- [Problem to work on] Copy out every line holding the string "Left" from the records below.

- [Material supplied]
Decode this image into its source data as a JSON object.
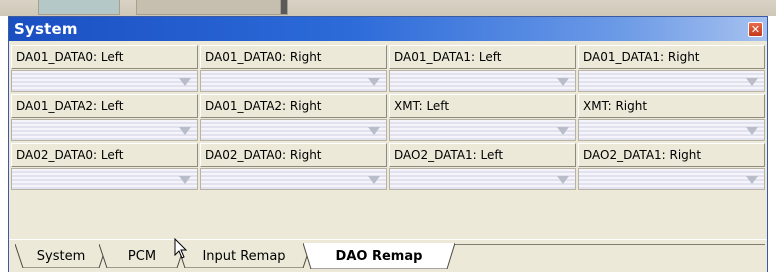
{
  "window": {
    "title": "System",
    "close_glyph": "✕"
  },
  "combo_icon": "chevron-down-icon",
  "rows": [
    {
      "cells": [
        {
          "label": "DA01_DATA0: Left",
          "value": ""
        },
        {
          "label": "DA01_DATA0: Right",
          "value": ""
        },
        {
          "label": "DA01_DATA1: Left",
          "value": ""
        },
        {
          "label": "DA01_DATA1: Right",
          "value": ""
        }
      ]
    },
    {
      "cells": [
        {
          "label": "DA01_DATA2: Left",
          "value": ""
        },
        {
          "label": "DA01_DATA2: Right",
          "value": ""
        },
        {
          "label": "XMT: Left",
          "value": ""
        },
        {
          "label": "XMT: Right",
          "value": ""
        }
      ]
    },
    {
      "cells": [
        {
          "label": "DA02_DATA0: Left",
          "value": ""
        },
        {
          "label": "DA02_DATA0: Right",
          "value": ""
        },
        {
          "label": "DAO2_DATA1: Left",
          "value": ""
        },
        {
          "label": "DAO2_DATA1: Right",
          "value": ""
        }
      ]
    }
  ],
  "tabs": [
    {
      "label": "System",
      "active": false
    },
    {
      "label": "PCM",
      "active": false
    },
    {
      "label": "Input Remap",
      "active": false
    },
    {
      "label": "DAO Remap",
      "active": true
    }
  ],
  "colors": {
    "titlebar_start": "#1a4fc2",
    "titlebar_end": "#a6c1ef",
    "panel_bg": "#ece9d8",
    "close_button": "#c4391b"
  }
}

- [Result of the task]
          "label": "DA01_DATA0: Left",
          "label": "DA01_DATA1: Left",
          "label": "DA01_DATA2: Left",
          "label": "XMT: Left",
          "label": "DA02_DATA0: Left",
          "label": "DAO2_DATA1: Left",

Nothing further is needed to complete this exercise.